Cactus Leather Shoes
Desserto has a thicker version of the material available as well, which is meant to be used for footwear. Carmona Collection are the company that stands out as it comes to cactus leather footwear.
Cactus Leather Automotive Applications
Desserttex is the branch of Desserto custom-made for the automotive industry. It is interesting to see who will be the first carmaker to introduce the material in their vehicles.
Cactus leather designed for the automotive industry (Source: Desserto)
As it can be seen, cactus leather is a very interesting and intriguing material that is certainly going to change things around in the leather industry.

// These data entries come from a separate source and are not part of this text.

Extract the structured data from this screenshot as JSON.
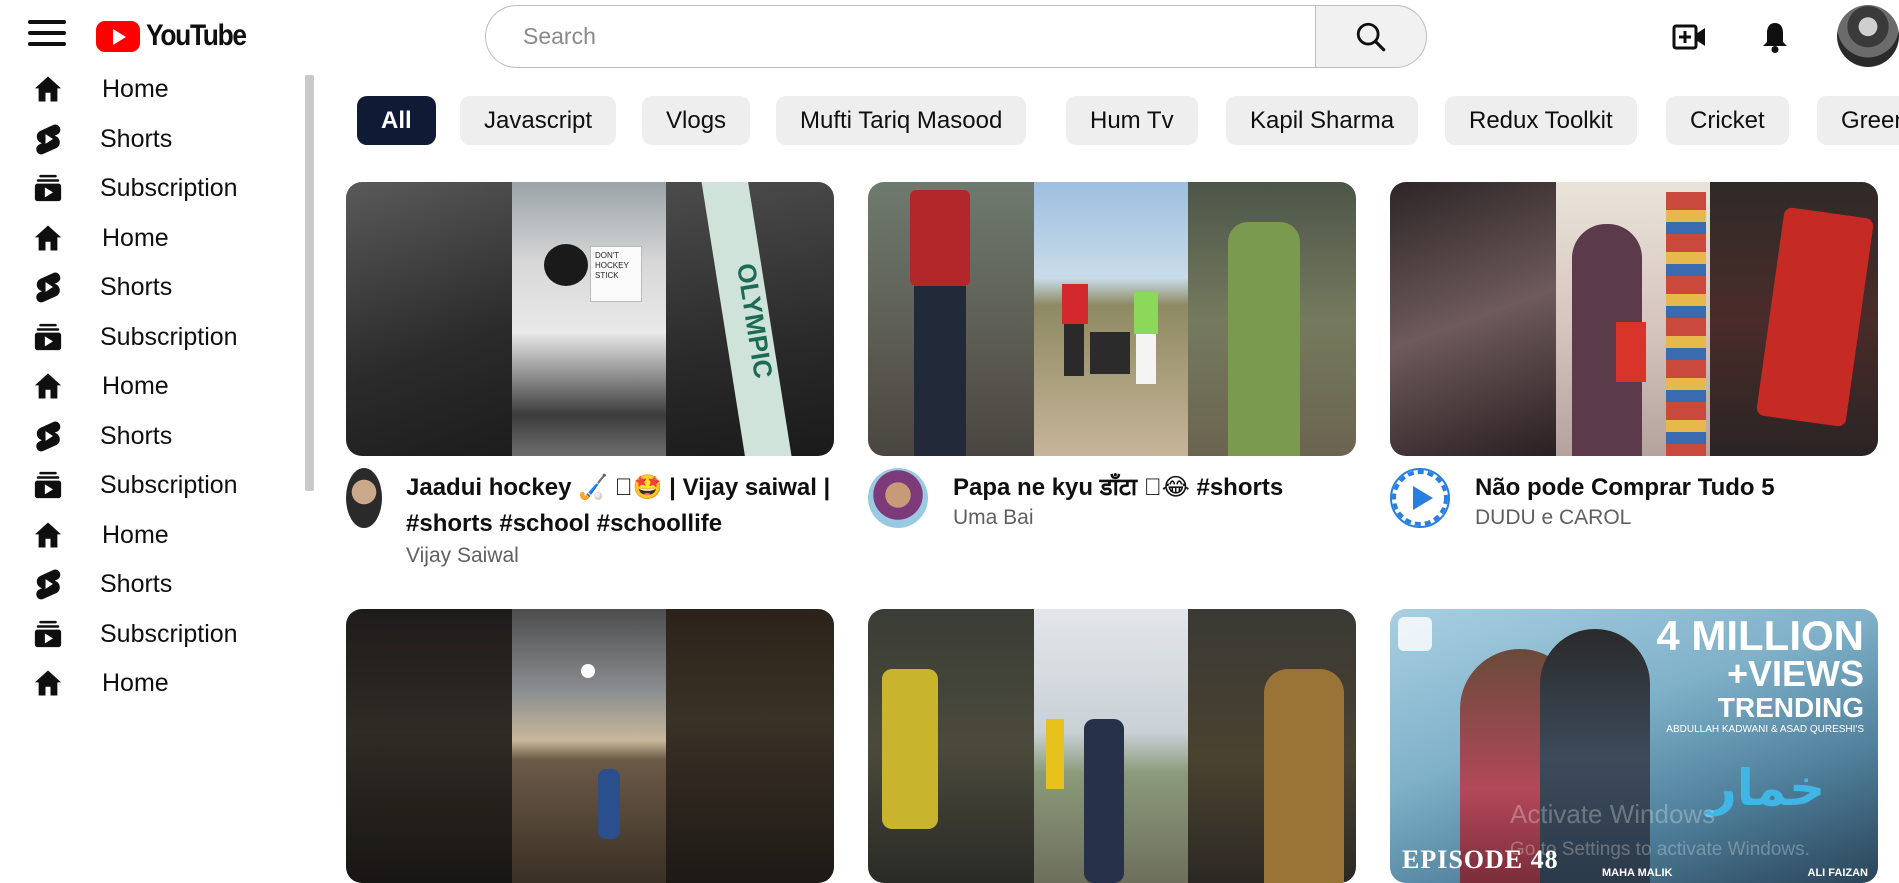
{
  "header": {
    "logo_text": "YouTube",
    "search_placeholder": "Search"
  },
  "sidebar": {
    "items": [
      {
        "label": "Home",
        "icon": "home-icon"
      },
      {
        "label": "Shorts",
        "icon": "shorts-icon"
      },
      {
        "label": "Subscription",
        "icon": "subscription-icon"
      },
      {
        "label": "Home",
        "icon": "home-icon"
      },
      {
        "label": "Shorts",
        "icon": "shorts-icon"
      },
      {
        "label": "Subscription",
        "icon": "subscription-icon"
      },
      {
        "label": "Home",
        "icon": "home-icon"
      },
      {
        "label": "Shorts",
        "icon": "shorts-icon"
      },
      {
        "label": "Subscription",
        "icon": "subscription-icon"
      },
      {
        "label": "Home",
        "icon": "home-icon"
      },
      {
        "label": "Shorts",
        "icon": "shorts-icon"
      },
      {
        "label": "Subscription",
        "icon": "subscription-icon"
      },
      {
        "label": "Home",
        "icon": "home-icon"
      }
    ]
  },
  "chips": [
    "All",
    "Javascript",
    "Vlogs",
    "Mufti Tariq Masood",
    "Hum Tv",
    "Kapil Sharma",
    "Redux Toolkit",
    "Cricket",
    "Green"
  ],
  "videos": [
    {
      "title": "Jaadui hockey 🏑 ⃞🤩 | Vijay saiwal | #shorts #school #schoollife",
      "channel": "Vijay Saiwal"
    },
    {
      "title": "Papa ne kyu डाँटा ⃞😂 #shorts",
      "channel": "Uma Bai"
    },
    {
      "title": "Não pode Comprar Tudo 5",
      "channel": "DUDU e CAROL"
    }
  ],
  "thumb_text": {
    "v1_sign": "DON'T HOCKEY STICK",
    "v1_stick": "OLYMPIC",
    "v6_promo_line1": "4 MILLION",
    "v6_promo_line2": "+VIEWS",
    "v6_promo_line3": "TRENDING",
    "v6_credits": "ABDULLAH KADWANI & ASAD QURESHI'S",
    "v6_urdu": "خمار",
    "v6_episode": "EPISODE 48",
    "v6_writer": "MAHA MALIK",
    "v6_director": "ALI FAIZAN"
  },
  "overlay": {
    "activate_title": "Activate Windows",
    "activate_sub": "Go to Settings to activate Windows."
  },
  "colors": {
    "brand": "#ff0000",
    "chip_active": "#0f1b35",
    "chip_bg": "#eeeeee"
  }
}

It will probably not replace singlehandedly leather altogether. However, it has the potential to accelerate the transition of the industry towards more sustainable future.
What do you think? Do you like the material? Would you use a product made from cactus leather instead of standard leather?
Also, remember to check out our cactus leather card holder!